ARTICLE | doi:10.20944/preprints202109.0265.v1
Subject: Life Sciences, Biophysics Keywords: poly-PR/GR; neurodegenerative disease; LLPS; p53; intrinsically disordered domains; membraneless organelles
Online: 15 September 2021 (14:43:48 CEST)
Abstract: The most common genetic cause of amyotrophic lateral sclerosis (ALS) and frontotemporal dementia (FTD) is the presence of poly-PR/GR dipeptide repeats which are encoded by the C9orf72 gene. Recently, it was shown that poly-PR/GR alters chromatin accessibility which results in stabilization and enhancement of transcriptional activity of the tumor suppressor p53 in several neurodegenerative disease models. Reduction of p53 protein levels in cell and model organisms protects against neurotoxicity of poly-PR, and partially protects against neurotoxicity of poly-GR. Here, we aimed to study the detailed molecular mechanisms how p53 contributes to poly-PR/GR mediated neurodegeneration. Using a combination of biophysical techniques such as nuclear magnetic resonance (NMR) spectroscopy, fluorescence polarization, turbidity assays and differential interference contrast (DIC) microscopy, we found that p53 physically interacts with poly-PR/GR and triggers liquid-liquid phase separation of p53. We identified p53 transactivation domain 2 (TAD2) as the main binding site for PR25/GR25 and show that binding of poly-PR/GR to p53 is mediated by a network of electrostatic and/or hydrophobic interactions. Our findings might help to understand the mechanistic role of p53 in poly-PR/GR - associated neurodegeneration.

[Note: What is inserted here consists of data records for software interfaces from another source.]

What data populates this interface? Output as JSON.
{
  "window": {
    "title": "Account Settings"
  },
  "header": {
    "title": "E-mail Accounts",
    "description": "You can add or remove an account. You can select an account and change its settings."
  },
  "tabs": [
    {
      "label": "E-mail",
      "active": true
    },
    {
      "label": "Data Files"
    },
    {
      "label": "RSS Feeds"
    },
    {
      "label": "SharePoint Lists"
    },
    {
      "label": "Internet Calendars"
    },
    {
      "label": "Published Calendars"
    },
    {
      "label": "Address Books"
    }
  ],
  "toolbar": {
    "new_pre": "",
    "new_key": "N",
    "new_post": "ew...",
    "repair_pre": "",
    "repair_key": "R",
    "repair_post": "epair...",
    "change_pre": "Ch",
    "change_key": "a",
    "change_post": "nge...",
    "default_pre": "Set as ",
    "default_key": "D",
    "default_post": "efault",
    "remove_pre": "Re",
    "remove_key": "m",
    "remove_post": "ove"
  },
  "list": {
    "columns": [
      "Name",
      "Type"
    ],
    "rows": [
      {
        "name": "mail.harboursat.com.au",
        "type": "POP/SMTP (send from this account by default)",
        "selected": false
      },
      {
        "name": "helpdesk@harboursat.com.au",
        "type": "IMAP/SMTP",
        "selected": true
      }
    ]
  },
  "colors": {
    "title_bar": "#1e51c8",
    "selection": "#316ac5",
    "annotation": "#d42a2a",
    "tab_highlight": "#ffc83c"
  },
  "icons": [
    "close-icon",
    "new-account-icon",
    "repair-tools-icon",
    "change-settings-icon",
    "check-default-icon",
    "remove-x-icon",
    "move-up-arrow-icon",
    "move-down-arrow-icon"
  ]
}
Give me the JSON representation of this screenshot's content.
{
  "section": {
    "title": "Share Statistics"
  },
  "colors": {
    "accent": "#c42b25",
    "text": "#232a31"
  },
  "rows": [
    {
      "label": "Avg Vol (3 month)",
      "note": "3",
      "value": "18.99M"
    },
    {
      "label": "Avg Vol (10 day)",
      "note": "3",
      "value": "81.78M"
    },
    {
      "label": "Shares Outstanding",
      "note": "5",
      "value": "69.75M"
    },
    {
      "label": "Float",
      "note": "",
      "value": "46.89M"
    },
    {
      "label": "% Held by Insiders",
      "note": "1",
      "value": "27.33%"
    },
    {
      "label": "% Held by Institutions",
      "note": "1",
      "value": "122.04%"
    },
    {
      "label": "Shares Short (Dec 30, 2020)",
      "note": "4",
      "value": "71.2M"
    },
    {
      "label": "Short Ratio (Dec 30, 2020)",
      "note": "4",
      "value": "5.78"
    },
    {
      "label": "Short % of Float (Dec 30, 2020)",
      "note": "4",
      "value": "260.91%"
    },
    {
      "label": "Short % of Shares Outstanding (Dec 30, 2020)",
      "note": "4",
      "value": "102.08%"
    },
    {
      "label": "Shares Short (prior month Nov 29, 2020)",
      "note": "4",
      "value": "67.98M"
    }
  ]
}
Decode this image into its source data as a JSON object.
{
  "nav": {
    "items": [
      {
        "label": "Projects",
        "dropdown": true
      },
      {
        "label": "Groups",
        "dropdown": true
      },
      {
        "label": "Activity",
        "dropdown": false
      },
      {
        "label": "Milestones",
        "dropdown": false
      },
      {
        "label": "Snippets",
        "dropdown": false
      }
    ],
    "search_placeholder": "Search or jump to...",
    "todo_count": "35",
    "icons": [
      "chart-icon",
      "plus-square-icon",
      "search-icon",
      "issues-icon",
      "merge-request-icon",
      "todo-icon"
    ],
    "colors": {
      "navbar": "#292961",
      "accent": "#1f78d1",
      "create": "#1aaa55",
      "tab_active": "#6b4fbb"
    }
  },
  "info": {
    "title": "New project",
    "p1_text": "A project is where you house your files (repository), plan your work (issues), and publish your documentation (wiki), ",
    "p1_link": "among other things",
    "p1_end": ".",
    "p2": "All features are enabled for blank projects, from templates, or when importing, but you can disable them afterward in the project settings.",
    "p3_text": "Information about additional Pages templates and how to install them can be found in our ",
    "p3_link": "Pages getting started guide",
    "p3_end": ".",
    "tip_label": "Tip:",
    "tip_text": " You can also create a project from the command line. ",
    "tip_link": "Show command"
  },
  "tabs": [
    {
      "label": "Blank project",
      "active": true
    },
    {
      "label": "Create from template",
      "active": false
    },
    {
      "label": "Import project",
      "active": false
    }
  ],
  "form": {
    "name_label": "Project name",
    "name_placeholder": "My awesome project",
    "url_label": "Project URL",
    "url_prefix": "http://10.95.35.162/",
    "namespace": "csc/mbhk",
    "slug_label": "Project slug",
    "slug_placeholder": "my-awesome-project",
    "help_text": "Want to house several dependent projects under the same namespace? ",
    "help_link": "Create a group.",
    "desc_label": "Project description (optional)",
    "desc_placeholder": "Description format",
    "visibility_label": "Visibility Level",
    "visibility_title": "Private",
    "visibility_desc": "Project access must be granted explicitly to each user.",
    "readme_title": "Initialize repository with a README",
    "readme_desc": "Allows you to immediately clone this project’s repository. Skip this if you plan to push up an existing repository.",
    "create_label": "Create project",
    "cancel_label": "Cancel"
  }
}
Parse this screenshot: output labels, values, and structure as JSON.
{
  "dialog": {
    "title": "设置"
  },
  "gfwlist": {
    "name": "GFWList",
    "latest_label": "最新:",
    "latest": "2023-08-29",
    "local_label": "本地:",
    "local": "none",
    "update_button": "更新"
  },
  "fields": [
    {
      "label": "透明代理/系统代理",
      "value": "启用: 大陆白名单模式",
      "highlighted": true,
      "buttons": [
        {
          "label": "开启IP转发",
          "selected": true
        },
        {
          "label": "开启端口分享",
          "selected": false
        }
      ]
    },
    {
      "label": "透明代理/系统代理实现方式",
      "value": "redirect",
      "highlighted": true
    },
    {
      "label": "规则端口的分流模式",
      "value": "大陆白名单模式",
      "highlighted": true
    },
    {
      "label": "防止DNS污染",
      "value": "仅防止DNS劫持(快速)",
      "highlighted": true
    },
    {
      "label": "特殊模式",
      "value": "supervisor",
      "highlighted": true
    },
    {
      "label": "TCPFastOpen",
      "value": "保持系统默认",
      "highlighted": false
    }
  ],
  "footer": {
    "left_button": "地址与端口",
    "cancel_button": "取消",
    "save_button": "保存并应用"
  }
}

REVIEW | doi:10.20944/preprints202010.0510.v1
Subject: Life Sciences, Biochemistry Keywords: disease-associated mutation; IDR; intrinsically disordered region; LLPS; phase separation; PTM; Ahr; AhRR; SIM1; SIM2; Hif-2α; NPAS4; ARNT2; BMAL1; disorder prediction; LLPS prediction; cancer; HuVarBase; catGranule prediction
Online: 26 October 2020 (10:30:47 CET)
The bHLH-PAS proteins are a family of transcription factors regulating expression of a wide range of genes involved in different functions, from differentiation and development control, by oxygen and toxins sensing to circadian clock setting. In addition to the well-preserved DNA-binding bHLH and PAS domains, bHLH-PAS proteins contain long intrinsically disordered C-terminal regions, responsible for their activity regulation. Our aim was to analyse the potential connection between disordered regions of the bHLH-PAS transcription factors with posttranscriptional modifications and liquid-liquid phase separation in the context of the disease-associated missense mutations. Highly flexible disordered regions, enriched in short more ordered motives, are responsible for wide spectrum of interactions with transcriptional co-regulators. Based on our in silico analysis and taking into account fact that transcription factors functions can be modulated by posttranslational modifications and spontaneous phase separation, we assume that the location of missense mutations inducing disease states, is clearly related to sequences directly undergoing these processes or to sequences responsible for their activity regulation.